Her father was a merchant, just commencing the foundations of what would, in time, have been a large estate; and as both Miss Emmerson and her sister were possessed of genteel independencies, and the aunt had long declared her intention of remaining single, the fortune of Julia, if not brilliant, was thought rather large than otherwise.
Katherine Emmerson was but eighteen months the senior of Julia Warren; but her father had adopted a different course from that which was ordinarily pursued with girls of her expectations.

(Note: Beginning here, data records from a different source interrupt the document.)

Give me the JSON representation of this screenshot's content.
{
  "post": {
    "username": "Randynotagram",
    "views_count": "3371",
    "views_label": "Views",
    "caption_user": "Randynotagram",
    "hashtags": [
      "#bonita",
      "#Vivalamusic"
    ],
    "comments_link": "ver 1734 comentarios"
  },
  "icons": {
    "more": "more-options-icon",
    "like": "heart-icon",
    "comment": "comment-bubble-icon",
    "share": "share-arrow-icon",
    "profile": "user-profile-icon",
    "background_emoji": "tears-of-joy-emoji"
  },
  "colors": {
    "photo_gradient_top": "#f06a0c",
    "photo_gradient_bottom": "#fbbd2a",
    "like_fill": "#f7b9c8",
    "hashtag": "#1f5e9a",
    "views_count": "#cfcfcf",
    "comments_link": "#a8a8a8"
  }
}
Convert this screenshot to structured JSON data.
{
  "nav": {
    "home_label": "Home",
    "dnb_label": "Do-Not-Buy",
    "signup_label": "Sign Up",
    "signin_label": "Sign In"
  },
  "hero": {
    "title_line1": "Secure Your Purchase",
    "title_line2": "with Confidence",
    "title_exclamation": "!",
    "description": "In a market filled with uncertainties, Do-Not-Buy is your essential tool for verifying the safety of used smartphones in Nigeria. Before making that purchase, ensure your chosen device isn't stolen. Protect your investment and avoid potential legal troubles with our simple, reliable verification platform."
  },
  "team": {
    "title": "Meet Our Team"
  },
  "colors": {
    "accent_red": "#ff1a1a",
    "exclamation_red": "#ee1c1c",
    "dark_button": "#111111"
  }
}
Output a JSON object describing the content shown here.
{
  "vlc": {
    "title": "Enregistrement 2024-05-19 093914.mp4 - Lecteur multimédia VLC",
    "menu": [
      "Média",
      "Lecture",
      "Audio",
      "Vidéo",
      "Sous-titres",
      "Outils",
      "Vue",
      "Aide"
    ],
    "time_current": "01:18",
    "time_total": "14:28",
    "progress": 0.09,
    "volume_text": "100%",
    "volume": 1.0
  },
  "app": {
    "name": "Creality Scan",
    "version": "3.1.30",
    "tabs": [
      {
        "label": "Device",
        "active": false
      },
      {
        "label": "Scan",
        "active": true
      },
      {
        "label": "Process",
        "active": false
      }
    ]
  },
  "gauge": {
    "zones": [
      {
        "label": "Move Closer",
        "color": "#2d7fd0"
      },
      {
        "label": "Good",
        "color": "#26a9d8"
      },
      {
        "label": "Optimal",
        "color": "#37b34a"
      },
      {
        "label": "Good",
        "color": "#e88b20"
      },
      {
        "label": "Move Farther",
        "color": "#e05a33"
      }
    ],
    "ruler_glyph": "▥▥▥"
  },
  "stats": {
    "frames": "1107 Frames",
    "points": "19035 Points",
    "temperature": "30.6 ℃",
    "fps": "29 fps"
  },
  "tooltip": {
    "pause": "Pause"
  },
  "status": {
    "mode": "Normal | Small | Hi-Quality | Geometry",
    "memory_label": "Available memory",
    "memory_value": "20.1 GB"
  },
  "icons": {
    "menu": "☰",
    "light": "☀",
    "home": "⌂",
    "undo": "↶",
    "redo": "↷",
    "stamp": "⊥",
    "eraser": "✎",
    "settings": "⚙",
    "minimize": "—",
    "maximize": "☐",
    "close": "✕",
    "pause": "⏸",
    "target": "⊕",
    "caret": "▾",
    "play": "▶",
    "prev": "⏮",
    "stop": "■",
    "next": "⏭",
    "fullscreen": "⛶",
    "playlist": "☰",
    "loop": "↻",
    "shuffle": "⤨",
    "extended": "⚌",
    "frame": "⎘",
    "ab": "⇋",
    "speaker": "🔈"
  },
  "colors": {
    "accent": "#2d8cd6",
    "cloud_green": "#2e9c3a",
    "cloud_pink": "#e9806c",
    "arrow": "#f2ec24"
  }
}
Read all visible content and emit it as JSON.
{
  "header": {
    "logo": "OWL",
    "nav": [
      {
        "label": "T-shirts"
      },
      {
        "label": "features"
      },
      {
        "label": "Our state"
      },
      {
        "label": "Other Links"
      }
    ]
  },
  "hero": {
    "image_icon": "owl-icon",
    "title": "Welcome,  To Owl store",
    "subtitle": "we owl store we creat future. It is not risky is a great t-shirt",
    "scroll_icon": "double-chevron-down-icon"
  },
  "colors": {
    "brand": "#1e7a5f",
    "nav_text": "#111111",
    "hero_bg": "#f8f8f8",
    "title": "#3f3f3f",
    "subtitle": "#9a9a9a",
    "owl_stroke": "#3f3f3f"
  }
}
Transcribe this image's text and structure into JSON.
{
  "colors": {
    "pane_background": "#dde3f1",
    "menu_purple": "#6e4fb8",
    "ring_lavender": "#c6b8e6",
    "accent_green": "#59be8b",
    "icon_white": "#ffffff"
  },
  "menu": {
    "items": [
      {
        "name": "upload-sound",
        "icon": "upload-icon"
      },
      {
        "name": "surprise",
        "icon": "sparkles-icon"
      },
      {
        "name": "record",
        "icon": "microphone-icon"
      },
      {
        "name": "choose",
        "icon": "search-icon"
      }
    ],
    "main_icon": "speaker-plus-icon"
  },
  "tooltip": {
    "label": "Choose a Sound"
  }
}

So long as Anna Miller was the inmate of the school, Julia was satisfied to remain also, but the father of Anna having determined to remove to an estate in the interior of the country, his daughter was taken from school; and while the arrangements were making for the reception of the family on the banks of the Gennessee, Anna was permitted to taste, for a short time, the pleasures of the world, at the residence of Miss Emmerson on the banks of the Hudson.
"Not in Sir Walter Scott's signification, my dear," answered Julia laughing, "for it is not so very COMMON.
"Because I have TWO feet," replied Julia with spirit, though she laughed good-naturedly--"but here is the clerk, and he must not hear our quarrels.
I was drawn from beneath the pile and laid before the bright black eyes of Julia, with an air of solemn dignity, by the young dealer in finery.
This was a most unjust reflection, but Fanny could allow for it, and let it pass: Julia was vexed, and her temper was hasty; but she felt that it would not last, and therefore, taking no notice, only asked her if she had not seen Mr.
He joined her within five minutes after Julia's exit; and though she made the best of the story, he was evidently mortified and displeased in no common degree.
Whatever cross-accidents had occurred to intercept the pleasures of her nieces, she had found a morning of complete enjoyment; for the housekeeper, after a great many courtesies on the subject of pheasants, had taken her to the dairy, told her all about their cows, and given her the receipt for a famous cream cheese; and since Julia's leaving them they had been met by the gardener, with whom she had made a most satisfactory acquaintance, for she had set him right as to his grandson's illness, convinced him that it was an ague, and promised him a charm for it; and he, in return, had shewn her all his choicest nursery of plants, and actually presented her with a very curious specimen of heath.
A younger and more attractive representative of Julia would no doubt be easily found.
"Stuff and nonsense!" cried Magdalen, "the thing's simple enough, I'll act Julia and Lucy both together."
Lucy's two telling scenes, at the end of the first and second acts, were sufficiently removed from the scenes in which Julia appeared to give time for the necessary transformations in dress.